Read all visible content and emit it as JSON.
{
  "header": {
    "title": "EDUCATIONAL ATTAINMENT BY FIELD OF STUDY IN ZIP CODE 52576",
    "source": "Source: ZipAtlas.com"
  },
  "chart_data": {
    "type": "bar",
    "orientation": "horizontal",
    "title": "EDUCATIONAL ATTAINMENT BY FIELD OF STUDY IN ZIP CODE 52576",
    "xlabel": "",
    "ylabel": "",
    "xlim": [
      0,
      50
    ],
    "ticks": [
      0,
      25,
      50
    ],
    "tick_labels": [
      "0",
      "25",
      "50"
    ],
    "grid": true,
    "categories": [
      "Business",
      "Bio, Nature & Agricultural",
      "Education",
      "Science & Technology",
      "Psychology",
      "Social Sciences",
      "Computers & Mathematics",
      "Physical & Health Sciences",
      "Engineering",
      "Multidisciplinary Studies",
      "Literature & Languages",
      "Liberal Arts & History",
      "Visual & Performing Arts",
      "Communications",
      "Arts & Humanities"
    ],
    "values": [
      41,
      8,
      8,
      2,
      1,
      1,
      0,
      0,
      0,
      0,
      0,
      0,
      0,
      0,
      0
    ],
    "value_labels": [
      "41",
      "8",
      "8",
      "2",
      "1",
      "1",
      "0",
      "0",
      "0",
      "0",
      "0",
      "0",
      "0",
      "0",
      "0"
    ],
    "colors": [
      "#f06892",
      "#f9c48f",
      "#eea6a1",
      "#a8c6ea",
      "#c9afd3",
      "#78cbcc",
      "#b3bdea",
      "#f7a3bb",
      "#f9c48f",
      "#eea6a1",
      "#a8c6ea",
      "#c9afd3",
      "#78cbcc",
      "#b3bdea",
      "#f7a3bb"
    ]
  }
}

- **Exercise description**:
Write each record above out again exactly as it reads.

- **Written response**:
Read all visible content and emit it as JSON.
{
  "header": {
    "title": "EDUCATIONAL ATTAINMENT BY FIELD OF STUDY IN ZIP CODE 52576",
    "source": "Source: ZipAtlas.com"
  },
  "chart_data": {
    "type": "bar",
    "orientation": "horizontal",
    "title": "EDUCATIONAL ATTAINMENT BY FIELD OF STUDY IN ZIP CODE 52576",
    "xlabel": "",
    "ylabel": "",
    "xlim": [
      0,
      50
    ],
    "ticks": [
      0,
      25,
      50
    ],
    "tick_labels": [
      "0",
      "25",
      "50"
    ],
    "grid": true,
    "categories": [
      "Business",
      "Bio, Nature & Agricultural",
      "Education",
      "Science & Technology",
      "Psychology",
      "Social Sciences",
      "Computers & Mathematics",
      "Physical & Health Sciences",
      "Engineering",
      "Multidisciplinary Studies",
      "Literature & Languages",
      "Liberal Arts & History",
      "Visual & Performing Arts",
      "Communications",
      "Arts & Humanities"
    ],
    "values": [
      41,
      8,
      8,
      2,
      1,
      1,
      0,
      0,
      0,
      0,
      0,
      0,
      0,
      0,
      0
    ],
    "value_labels": [
      "41",
      "8",
      "8",
      "2",
      "1",
      "1",
      "0",
      "0",
      "0",
      "0",
      "0",
      "0",
      "0",
      "0",
      "0"
    ],
    "colors": [
      "#f06892",
      "#f9c48f",
      "#eea6a1",
      "#a8c6ea",
      "#c9afd3",
      "#78cbcc",
      "#b3bdea",
      "#f7a3bb",
      "#f9c48f",
      "#eea6a1",
      "#a8c6ea",
      "#c9afd3",
      "#78cbcc",
      "#b3bdea",
      "#f7a3bb"
    ]
  }
}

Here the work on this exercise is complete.